**What is needed**
The word "HTML": in how many lines of the records does it appear? Reply with the number alone.

**Entries provided**
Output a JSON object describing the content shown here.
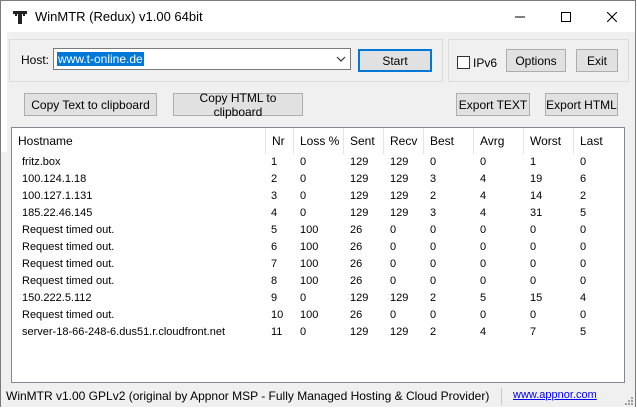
{
  "window": {
    "title": "WinMTR (Redux) v1.00 64bit"
  },
  "host": {
    "label": "Host:",
    "value": "www.t-online.de"
  },
  "buttons": {
    "start": "Start",
    "options": "Options",
    "exit": "Exit",
    "copy_text": "Copy Text to clipboard",
    "copy_html": "Copy HTML to clipboard",
    "export_text": "Export TEXT",
    "export_html": "Export HTML"
  },
  "ipv6": {
    "label": "IPv6",
    "checked": false
  },
  "table": {
    "columns": [
      "Hostname",
      "Nr",
      "Loss %",
      "Sent",
      "Recv",
      "Best",
      "Avrg",
      "Worst",
      "Last"
    ],
    "rows": [
      [
        "fritz.box",
        "1",
        "0",
        "129",
        "129",
        "0",
        "0",
        "1",
        "0"
      ],
      [
        "100.124.1.18",
        "2",
        "0",
        "129",
        "129",
        "3",
        "4",
        "19",
        "6"
      ],
      [
        "100.127.1.131",
        "3",
        "0",
        "129",
        "129",
        "2",
        "4",
        "14",
        "2"
      ],
      [
        "185.22.46.145",
        "4",
        "0",
        "129",
        "129",
        "3",
        "4",
        "31",
        "5"
      ],
      [
        "Request timed out.",
        "5",
        "100",
        "26",
        "0",
        "0",
        "0",
        "0",
        "0"
      ],
      [
        "Request timed out.",
        "6",
        "100",
        "26",
        "0",
        "0",
        "0",
        "0",
        "0"
      ],
      [
        "Request timed out.",
        "7",
        "100",
        "26",
        "0",
        "0",
        "0",
        "0",
        "0"
      ],
      [
        "Request timed out.",
        "8",
        "100",
        "26",
        "0",
        "0",
        "0",
        "0",
        "0"
      ],
      [
        "150.222.5.112",
        "9",
        "0",
        "129",
        "129",
        "2",
        "5",
        "15",
        "4"
      ],
      [
        "Request timed out.",
        "10",
        "100",
        "26",
        "0",
        "0",
        "0",
        "0",
        "0"
      ],
      [
        "server-18-66-248-6.dus51.r.cloudfront.net",
        "11",
        "0",
        "129",
        "129",
        "2",
        "4",
        "7",
        "5"
      ]
    ]
  },
  "status": {
    "text": "WinMTR v1.00 GPLv2 (original by Appnor MSP - Fully Managed Hosting & Cloud Provider)",
    "link": "www.appnor.com"
  },
  "colors": {
    "selection": "#0078d7",
    "button_face": "#e1e1e1",
    "link": "#0000ee"
  },
  "icons": [
    "app-icon",
    "minimize-icon",
    "maximize-icon",
    "close-icon",
    "dropdown-arrow-icon",
    "size-grip-icon"
  ]
}
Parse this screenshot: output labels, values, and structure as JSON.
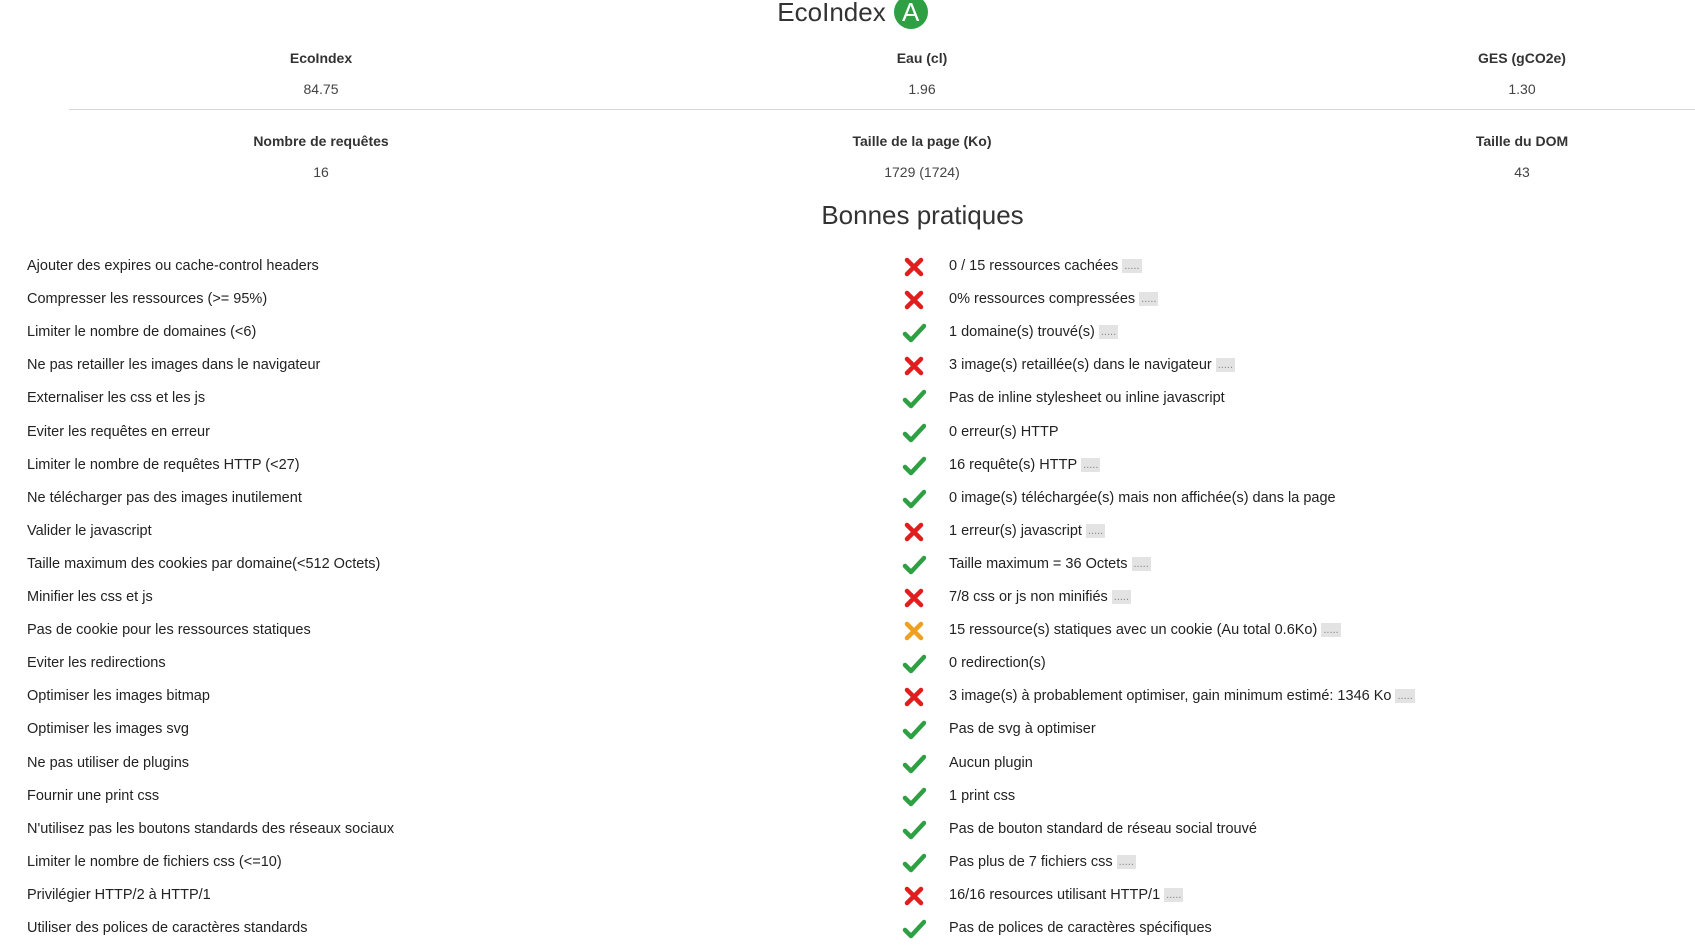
{
  "header": {
    "title": "EcoIndex",
    "grade": "A",
    "grade_color": "#2ea043"
  },
  "metrics": [
    {
      "label": "EcoIndex",
      "value": "84.75"
    },
    {
      "label": "Eau (cl)",
      "value": "1.96"
    },
    {
      "label": "GES (gCO2e)",
      "value": "1.30"
    },
    {
      "label": "Nombre de requêtes",
      "value": "16"
    },
    {
      "label": "Taille de la page (Ko)",
      "value": "1729 (1724)"
    },
    {
      "label": "Taille du DOM",
      "value": "43"
    }
  ],
  "section_title": "Bonnes pratiques",
  "details_label": ".....",
  "status_colors": {
    "ok": "#2ea043",
    "fail": "#e11d1d",
    "warn": "#f0a020"
  },
  "practices": [
    {
      "label": "Ajouter des expires ou cache-control headers",
      "status": "fail",
      "result": "0 / 15 ressources cachées",
      "has_details": true
    },
    {
      "label": "Compresser les ressources (>= 95%)",
      "status": "fail",
      "result": "0% ressources compressées",
      "has_details": true
    },
    {
      "label": "Limiter le nombre de domaines (<6)",
      "status": "ok",
      "result": "1 domaine(s) trouvé(s)",
      "has_details": true
    },
    {
      "label": "Ne pas retailler les images dans le navigateur",
      "status": "fail",
      "result": "3 image(s) retaillée(s) dans le navigateur",
      "has_details": true
    },
    {
      "label": "Externaliser les css et les js",
      "status": "ok",
      "result": "Pas de inline stylesheet ou inline javascript",
      "has_details": false
    },
    {
      "label": "Eviter les requêtes en erreur",
      "status": "ok",
      "result": "0 erreur(s) HTTP",
      "has_details": false
    },
    {
      "label": "Limiter le nombre de requêtes HTTP (<27)",
      "status": "ok",
      "result": "16 requête(s) HTTP",
      "has_details": true
    },
    {
      "label": "Ne télécharger pas des images inutilement",
      "status": "ok",
      "result": "0 image(s) téléchargée(s) mais non affichée(s) dans la page",
      "has_details": false
    },
    {
      "label": "Valider le javascript",
      "status": "fail",
      "result": "1 erreur(s) javascript",
      "has_details": true
    },
    {
      "label": "Taille maximum des cookies par domaine(<512 Octets)",
      "status": "ok",
      "result": "Taille maximum = 36 Octets",
      "has_details": true
    },
    {
      "label": "Minifier les css et js",
      "status": "fail",
      "result": "7/8 css or js non minifiés",
      "has_details": true
    },
    {
      "label": "Pas de cookie pour les ressources statiques",
      "status": "warn",
      "result": "15 ressource(s) statiques avec un cookie (Au total 0.6Ko)",
      "has_details": true
    },
    {
      "label": "Eviter les redirections",
      "status": "ok",
      "result": "0 redirection(s)",
      "has_details": false
    },
    {
      "label": "Optimiser les images bitmap",
      "status": "fail",
      "result": "3 image(s) à probablement optimiser, gain minimum estimé: 1346 Ko",
      "has_details": true
    },
    {
      "label": "Optimiser les images svg",
      "status": "ok",
      "result": "Pas de svg à optimiser",
      "has_details": false
    },
    {
      "label": "Ne pas utiliser de plugins",
      "status": "ok",
      "result": "Aucun plugin",
      "has_details": false
    },
    {
      "label": "Fournir une print css",
      "status": "ok",
      "result": "1 print css",
      "has_details": false
    },
    {
      "label": "N'utilisez pas les boutons standards des réseaux sociaux",
      "status": "ok",
      "result": "Pas de bouton standard de réseau social trouvé",
      "has_details": false
    },
    {
      "label": "Limiter le nombre de fichiers css (<=10)",
      "status": "ok",
      "result": "Pas plus de 7 fichiers css",
      "has_details": true
    },
    {
      "label": "Privilégier HTTP/2 à HTTP/1",
      "status": "fail",
      "result": "16/16 resources utilisant HTTP/1",
      "has_details": true
    },
    {
      "label": "Utiliser des polices de caractères standards",
      "status": "ok",
      "result": "Pas de polices de caractères spécifiques",
      "has_details": false
    }
  ]
}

**Result of the exercise**
2